According to a recently released survey by the NAHB, residential architects and designers, home builders, and others involved in the new home construction sector believe that the home shrinkage phenomenon of the recession years won't be reversing as the economy regains steam, but is actually here to stay. The sentiment among the majority of respondents to the NAHB's "The New Home in 2015" survey is that the average new home will continue to shrink by as much as an additional 10 percent—to about 2,152 square feet—by mid-decade.

Smaller footprints and greener features ranked at the top of the trend list among survey respondents, with 74 percent saying homes will get smaller and 68 percent saying homes will get greener in 2015—far surpassing the other trends the survey evaluated: more technology (29 percent), greater accessibility (20 percent), and more outdoor living features (10 percent).

It's interesting to note, however, that the green features cited as most likely to be included in new homes in 2015 are largely the most cost-effective methods for achieving energy and resource efficiency. Survey respondents indicated that low-E windows, engineered wood components (joists, beams, and trusses), water-efficient fixtures, and Energy Star Home ratings are likely features.

"According to our experts, consumers are really looking to reduce their energy costs. When they say 'green' that's what they mean: reducing the cost of heating, cooling, and running their house," says Rose Quint, assistant vice president for survey research, NAHB Economics and Housing Policy. Because other, potentially higher-performing energy-saving features cost more up front and have longer payback periods, and because mortgage financing is still so tight, many of the other features that would increase the green quotient of a new home fall further down on consumer wish lists, according to respondents.

It's not just economics and energy costs driving the size reduction in new homes, the survey found. Consumer expectations and preferences also are shifting. Homes no longer hold the equity they once did, and homeowners no longer view their residence as an investment that will fund their retirement or help them upgrade to a larger home, according to Quint. Also a driving force toward smaller houses is the population of aging baby boomers seeking to downsize.

As earlier housing trend reports have indicated, the NAHB survey found that single-purpose or special-function rooms (media and hobby rooms, mudrooms, dining rooms) are far less likely to be included in the new homes of 2015. The great room is again on the rise, combining a house's main living and entertaining space, workspace, and cooking/eating space. It was ranked the most likely room to be included in the average new home in 2015. The only area deemed likely to grow in the next five years, according to the survey, is the family room. Fifty-two percent of survey respondents said the living room will merge with other spaces, while 30 percent said it will vanish altogether.

"People have become more realistic about their needs, and they're going to base their purchases on needs rather than wants and lifestyle preferences," Quint says. "A house becomes less expensive when you take away walls and combine multiple living spaces into one room.
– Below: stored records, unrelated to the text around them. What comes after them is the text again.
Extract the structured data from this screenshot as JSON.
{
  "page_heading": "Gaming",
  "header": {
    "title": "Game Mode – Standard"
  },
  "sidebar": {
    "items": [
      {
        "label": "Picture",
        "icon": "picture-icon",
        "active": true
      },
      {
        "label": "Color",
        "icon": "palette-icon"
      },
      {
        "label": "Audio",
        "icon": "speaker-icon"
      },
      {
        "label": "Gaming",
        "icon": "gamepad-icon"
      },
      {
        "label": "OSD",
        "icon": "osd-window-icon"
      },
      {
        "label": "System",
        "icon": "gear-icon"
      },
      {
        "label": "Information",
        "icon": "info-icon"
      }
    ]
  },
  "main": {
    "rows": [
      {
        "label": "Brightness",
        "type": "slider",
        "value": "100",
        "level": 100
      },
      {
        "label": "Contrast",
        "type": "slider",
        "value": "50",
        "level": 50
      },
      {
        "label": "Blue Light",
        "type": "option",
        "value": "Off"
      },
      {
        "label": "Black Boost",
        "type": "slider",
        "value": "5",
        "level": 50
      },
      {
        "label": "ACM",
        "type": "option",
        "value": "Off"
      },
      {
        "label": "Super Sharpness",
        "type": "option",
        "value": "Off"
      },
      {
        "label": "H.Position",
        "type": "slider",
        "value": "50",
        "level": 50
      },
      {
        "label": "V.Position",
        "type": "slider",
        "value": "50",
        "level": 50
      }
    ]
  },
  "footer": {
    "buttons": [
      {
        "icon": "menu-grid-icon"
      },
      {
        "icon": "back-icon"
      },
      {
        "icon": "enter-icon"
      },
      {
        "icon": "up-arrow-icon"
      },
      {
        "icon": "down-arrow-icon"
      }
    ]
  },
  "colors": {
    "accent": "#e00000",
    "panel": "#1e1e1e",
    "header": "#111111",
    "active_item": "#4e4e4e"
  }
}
It also allows for a sense of greater volume within a shrunken footprint."

Interestingly, while more universal design features were deemed only somewhat likely to be included, survey respondents' comments indicated that accessibility will be planned for in more subtle ways than creating a house that's fully accessible at time of sale. Rather, the infrastructure to ease future accessibility retrofits and renovations will be provided in new homes of 2015—which incidentally will play an increasingly important role in the remodeling industry.

Read more findings from "The New Home in 2015" report on HousingEconomics.com.